_Data listing_
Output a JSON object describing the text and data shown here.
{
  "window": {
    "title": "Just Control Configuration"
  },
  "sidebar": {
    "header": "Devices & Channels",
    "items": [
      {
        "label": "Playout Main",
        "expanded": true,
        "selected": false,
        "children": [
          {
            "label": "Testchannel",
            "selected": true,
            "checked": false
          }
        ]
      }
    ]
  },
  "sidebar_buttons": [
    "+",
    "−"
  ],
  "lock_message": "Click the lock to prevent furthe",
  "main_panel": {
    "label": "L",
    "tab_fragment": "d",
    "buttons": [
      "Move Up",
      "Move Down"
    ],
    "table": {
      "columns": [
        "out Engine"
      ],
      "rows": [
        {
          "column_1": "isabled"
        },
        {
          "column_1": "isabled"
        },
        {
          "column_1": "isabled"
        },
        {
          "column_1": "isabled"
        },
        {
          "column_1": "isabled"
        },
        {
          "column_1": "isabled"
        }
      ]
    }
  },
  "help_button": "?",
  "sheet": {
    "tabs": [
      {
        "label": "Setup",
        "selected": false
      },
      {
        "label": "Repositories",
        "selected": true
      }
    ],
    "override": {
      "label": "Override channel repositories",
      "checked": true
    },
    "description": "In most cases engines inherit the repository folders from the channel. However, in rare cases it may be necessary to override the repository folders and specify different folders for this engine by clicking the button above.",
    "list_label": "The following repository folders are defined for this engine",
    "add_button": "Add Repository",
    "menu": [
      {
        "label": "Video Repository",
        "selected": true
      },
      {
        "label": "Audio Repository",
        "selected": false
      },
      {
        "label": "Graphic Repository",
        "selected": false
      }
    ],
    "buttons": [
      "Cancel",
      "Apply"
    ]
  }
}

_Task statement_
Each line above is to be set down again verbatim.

_Exercise solution_
Output a JSON object describing the text and data shown here.
{
  "window": {
    "title": "Just Control Configuration"
  },
  "sidebar": {
    "header": "Devices & Channels",
    "items": [
      {
        "label": "Playout Main",
        "expanded": true,
        "selected": false,
        "children": [
          {
            "label": "Testchannel",
            "selected": true,
            "checked": false
          }
        ]
      }
    ]
  },
  "sidebar_buttons": [
    "+",
    "−"
  ],
  "lock_message": "Click the lock to prevent furthe",
  "main_panel": {
    "label": "L",
    "tab_fragment": "d",
    "buttons": [
      "Move Up",
      "Move Down"
    ],
    "table": {
      "columns": [
        "out Engine"
      ],
      "rows": [
        {
          "column_1": "isabled"
        },
        {
          "column_1": "isabled"
        },
        {
          "column_1": "isabled"
        },
        {
          "column_1": "isabled"
        },
        {
          "column_1": "isabled"
        },
        {
          "column_1": "isabled"
        }
      ]
    }
  },
  "help_button": "?",
  "sheet": {
    "tabs": [
      {
        "label": "Setup",
        "selected": false
      },
      {
        "label": "Repositories",
        "selected": true
      }
    ],
    "override": {
      "label": "Override channel repositories",
      "checked": true
    },
    "description": "In most cases engines inherit the repository folders from the channel. However, in rare cases it may be necessary to override the repository folders and specify different folders for this engine by clicking the button above.",
    "list_label": "The following repository folders are defined for this engine",
    "add_button": "Add Repository",
    "menu": [
      {
        "label": "Video Repository",
        "selected": true
      },
      {
        "label": "Audio Repository",
        "selected": false
      },
      {
        "label": "Graphic Repository",
        "selected": false
      }
    ],
    "buttons": [
      "Cancel",
      "Apply"
    ]
  }
}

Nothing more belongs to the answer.